» Problem to solve
Collect the lines of the entries where "JSON" shows up.

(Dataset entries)
■ ■ ■ ■

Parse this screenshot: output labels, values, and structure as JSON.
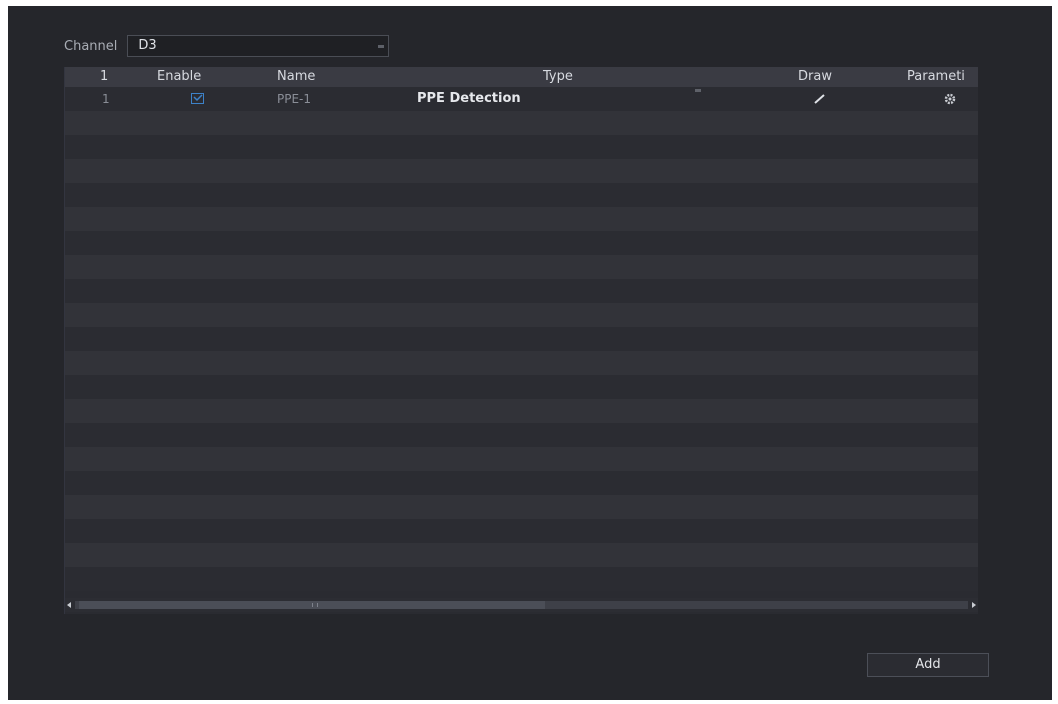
{
  "channel": {
    "label": "Channel",
    "value": "D3"
  },
  "table": {
    "columns": [
      "1",
      "Enable",
      "Name",
      "Type",
      "Draw",
      "Parameti"
    ],
    "rows": [
      {
        "index": "1",
        "enabled": true,
        "name": "PPE-1",
        "type": "PPE Detection",
        "draw_icon": "pencil-icon",
        "parameter_icon": "gear-icon"
      }
    ]
  },
  "buttons": {
    "add_label": "Add"
  },
  "colors": {
    "panel_bg": "#25262b",
    "accent": "#3d82c9"
  }
}
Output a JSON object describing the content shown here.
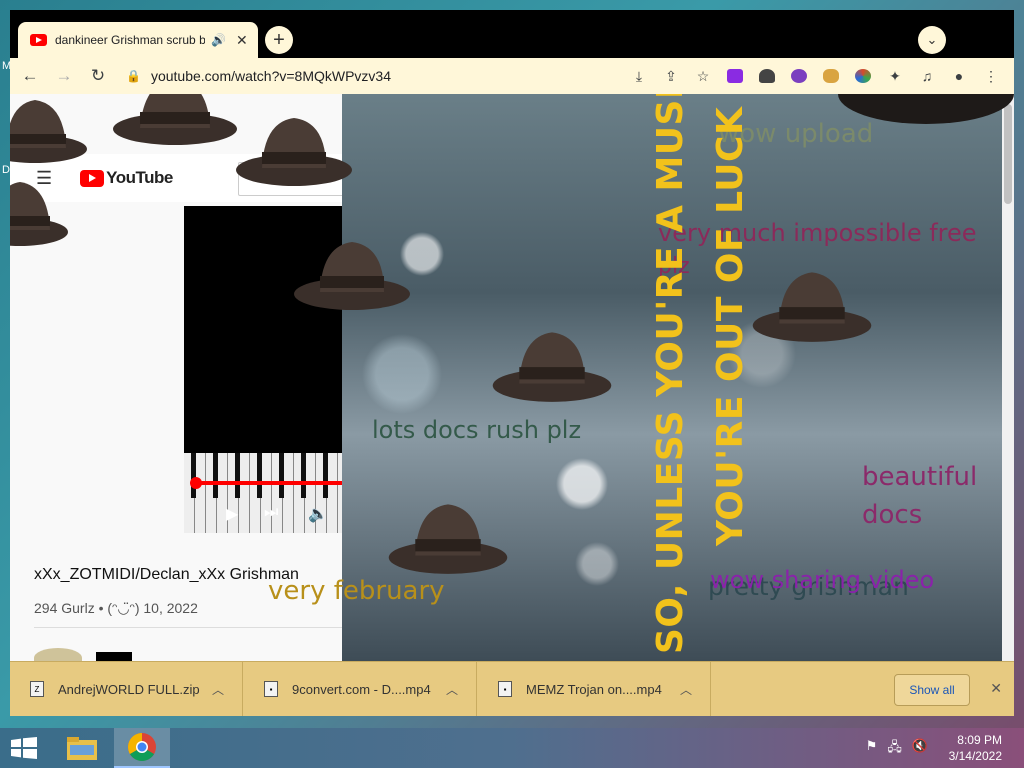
{
  "browser": {
    "tab": {
      "title": "dankineer Grishman scrub b",
      "close": "✕"
    },
    "address": "youtube.com/watch?v=8MQkWPvzv34",
    "extension_colors": [
      "#8a2be2",
      "#444444",
      "#7b3fbf",
      "#d9a441",
      "#d94a2a",
      "#5f6368"
    ]
  },
  "youtube": {
    "logo_text": "YouTube",
    "video_title": "xXx_ZOTMIDI/Declan_xXx Grishman",
    "video_meta": "294 Gurlz • (ᵔ◡̈ᵔ) 10, 2022"
  },
  "overlay": {
    "wow_upload": "wow upload",
    "impossible": "very much impossible free",
    "plz": "plz",
    "lots_docs": "lots docs rush plz",
    "beautiful": "beautiful",
    "docs": "docs",
    "february": "very february",
    "grishman": "pretty grishman",
    "sharing": "wow sharing video",
    "vertical_1": "SO, UNLESS YOU'RE A MUSHRO",
    "vertical_2": "YOU'RE OUT OF LUCK"
  },
  "downloads": {
    "items": [
      {
        "name": "AndrejWORLD FULL.zip"
      },
      {
        "name": "9convert.com - D....mp4"
      },
      {
        "name": "MEMZ Trojan on....mp4"
      }
    ],
    "show_all": "Show all"
  },
  "taskbar": {
    "time": "8:09 PM",
    "date": "3/14/2022"
  }
}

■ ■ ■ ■

» Solution for this task
Parse this screenshot: output labels, values, and structure as JSON.
Output a JSON object describing the content shown here.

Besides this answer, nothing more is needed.